The Cons of Electro-Hydraulic Actuators
At one point in time, electric actuators were not commonly used because their design introduced many problems. They were weak, unreliable, and presented similar challenges. That’s no longer the case. In fact, today, they’re better and more powerful than many traditional hydraulics. They’ve come a long way, and the technology offers a more influential and dependable solution.
That’s not to say they are perfect. The biggest disadvantage of electro-hydraulic actuators is the upfront cost, especially when multiple units need to be deployed or installed. They are more expensive initially than traditional hydraulics or pneumatics. They’re also not safe for all conditions. For example, in flammable areas or where extremely high heat is created, it’s dangerous to use an electro-hydraulic actuator over a traditional system.
Finally, while the benefits of fluidless systems mean very little maintenance, and eliminate the need to inspect for leaks or similar problems, when something does go wrong, it’s necessary to have a specialist in place. The good news is that failures or malfunctions are rare with electro-hydraulic actuators. But they do happen. When something does go wrong, the likelihood of having an expert on your team is small, unless you seek out professionals with direct experience.
Despite the benefits and the increase in power density, it’s important to note that electro-hydraulic actuators are not ideal for every situation. The upfront cost, especially for more units, can be quite an obstacle for smaller operations. The usage cost is justified over time, but the upfront cost can be too great depending on how many units are necessary and what’s required.
As mentioned, they’re not ideal for use in hazardous conditions either, namely around flammable components and emissions. Extreme heat or cold can present unique challenges as well, so it’s best to refrain from using electro-hydraulic actuators in these rare circumstances.
However, there is something to be said about the self-contained design of electro-hydraulic actuators. Harsh conditions — which are not necessarily the same as extreme heat or flammable conditions — are still a major possibility for electric actuators because they do not suffer jamming problems, do not experience leaks and are relatively protected overall since they do not rely on external components or connectivity.

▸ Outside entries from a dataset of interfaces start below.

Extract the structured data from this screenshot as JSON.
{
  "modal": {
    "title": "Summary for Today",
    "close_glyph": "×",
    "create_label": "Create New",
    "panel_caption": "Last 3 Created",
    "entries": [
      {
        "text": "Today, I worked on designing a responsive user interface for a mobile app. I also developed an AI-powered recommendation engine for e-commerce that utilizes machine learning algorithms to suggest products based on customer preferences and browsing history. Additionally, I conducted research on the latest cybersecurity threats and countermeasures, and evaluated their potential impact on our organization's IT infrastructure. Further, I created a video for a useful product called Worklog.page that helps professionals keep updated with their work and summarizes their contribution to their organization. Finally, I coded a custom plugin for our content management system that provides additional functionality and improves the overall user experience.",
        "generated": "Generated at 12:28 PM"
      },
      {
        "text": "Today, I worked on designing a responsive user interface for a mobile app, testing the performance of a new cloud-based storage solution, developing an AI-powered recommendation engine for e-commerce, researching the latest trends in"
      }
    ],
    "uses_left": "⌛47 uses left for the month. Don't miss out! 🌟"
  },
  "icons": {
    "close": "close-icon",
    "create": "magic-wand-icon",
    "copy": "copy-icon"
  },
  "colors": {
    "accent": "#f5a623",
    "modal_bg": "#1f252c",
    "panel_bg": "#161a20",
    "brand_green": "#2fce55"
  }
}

What’s most promising is that they can be continually improved over time to be much more efficient than comparable and traditional systems. That includes gains in noise suppression, fewer emissions, improved durability, and better power output, depending on the surrounding conditions and application. One could say it’s a relatively young technology, at least in hydraulics, that will continue to see major improvements in the years ahead.
Should You Choose Electro-Hydraulic Actuators?

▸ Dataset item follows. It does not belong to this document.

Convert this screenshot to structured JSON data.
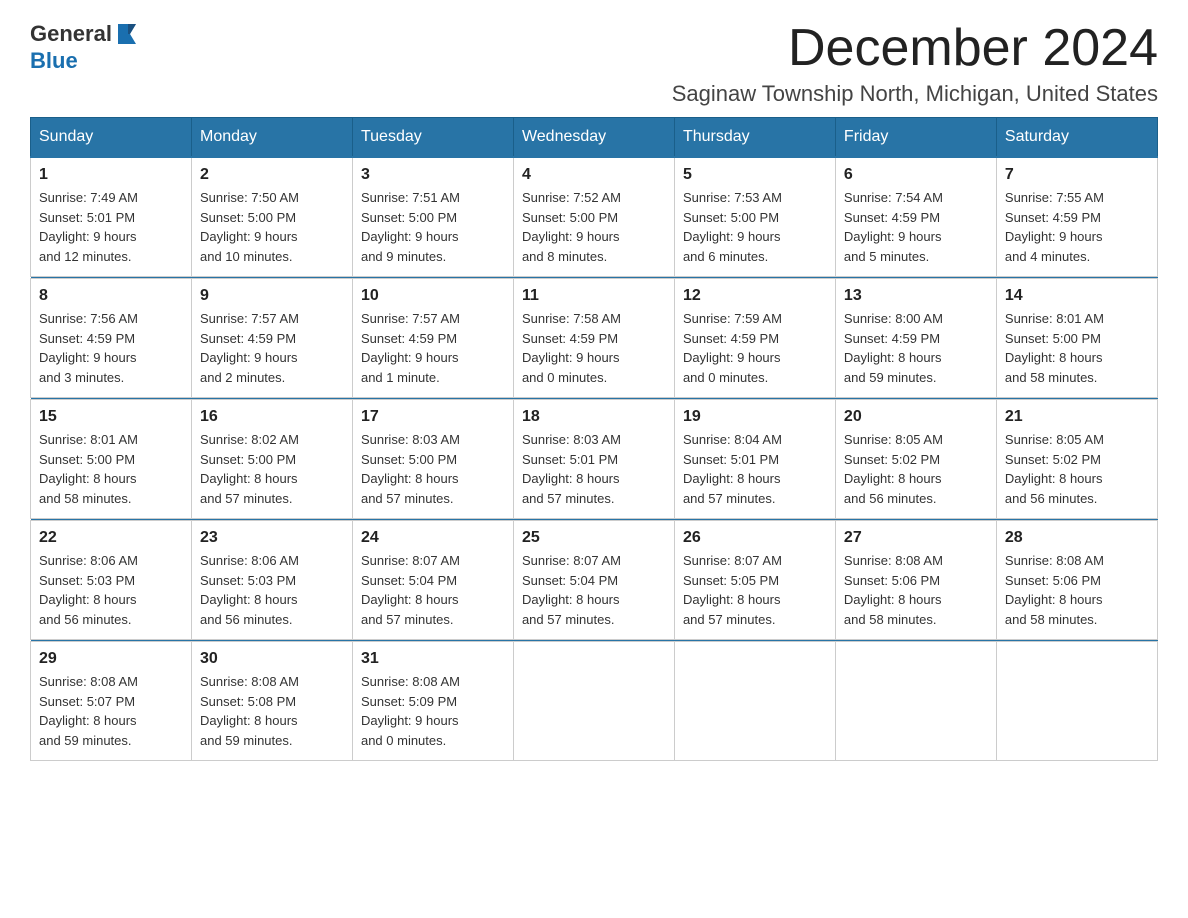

While electro-hydraulic actuators certainly come with their share of benefits, all three hydraulic technologies — hydraulic linear, pneumatic, and electric — have their place in industrial settings. Unfortunately, there’s no one-size-fits-all system that’s viable for every single application. It’s best to take time to assess which form of hydraulics is right for the project and task and then implement accordingly.
Industry veterans may know that, somewhere along the line, electric actuators were just not commercially or economically viable, especially since they were weaker than some of the other solutions. That’s no longer the case, and the technology has not just advanced considerably but also now continues to grow more capable and prevalent every day. We’re starting to see its use in many industries, like aviation, manufacturing, construction, and others.